When some artists get older, they lose the strength of their voice and what you are left with is a pale imitation of the artist that once was—Johnny Cash was most certainly not one of those artists. As ‘The Man in Black’ got older, the gravel road of his vocal cords took on the timbre of memory lane and gave his performances a richness that few could ever compete with.
He was always a singer with a lived-in quality, but the years were kind enough to make his words sound even more timeless. His cracked and weathered tones gave his old songs a hymnal feel and that shines through stunningly with his final live performance of the classic Cash hit ‘Ring of Fire’.
Nick Cave was an artist who was lucky enough to perform with Cash during his final outings and he poetically described the way that the old country star seemed to be reinvigorated by music. “When Johnny first came down those stairs into the studio, he looked really frail and sick, but once he started singing, he was really brought back to life. It was an incredible thing to see.”
At the age of 71, he would pull this revitalised feat off once more as he performed ‘Ring of Fire’ for the final time at the annual Carter Family Fold bash. According to Setlist FM, it was his third most played live track, with 486 recorded performances of it, nestling behind ‘Folsom Prison Blues’ and ‘I Walk the Line’.
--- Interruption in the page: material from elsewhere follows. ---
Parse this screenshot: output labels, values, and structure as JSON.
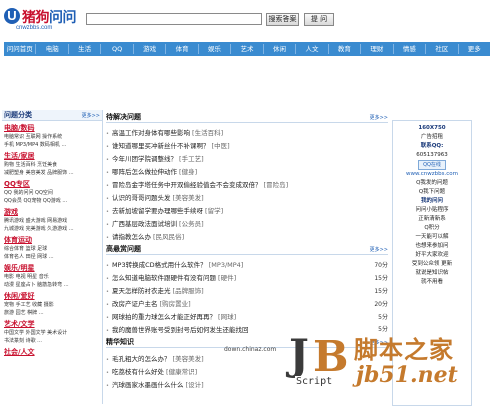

Written by June Carter Cash and Merle Kilgore, the song documents Cash’s hair-raising days and the wild presence he was to be around during his dark era. Carter and Cash later became singing partners, and, in a poetic sense, Carter helped to quell the flames and get Cash clean before they married in 1968.
This stunning performance almost seems like an ode to Carter when he performed it live for the last time. It transcends the usual singalong style of the song with an air of deep spiritualism. It is a performance that fittingly captures the air of Cash, as he once put it himself: “Sometimes I am two people. Johnny is the nice one. Cash causes all the trouble. They fight.”
As the aforementioned Nick Cave once said, that duality is key to quality songwriting. “Songwriting is about counterpoint. Counterpoint is the key: putting two disparate images beside each other and seeing which way the sparks fly,” Cave is quoted as saying in the 20,000 Days on Earth documentary. “Like letting a small child in the same room as, I don’t know, a Mongolian psychopath or something, and just sitting back, and seeing what happens. Then you send in a clown, say, on a tricycle, and again.”
You check out the stirring swansong below.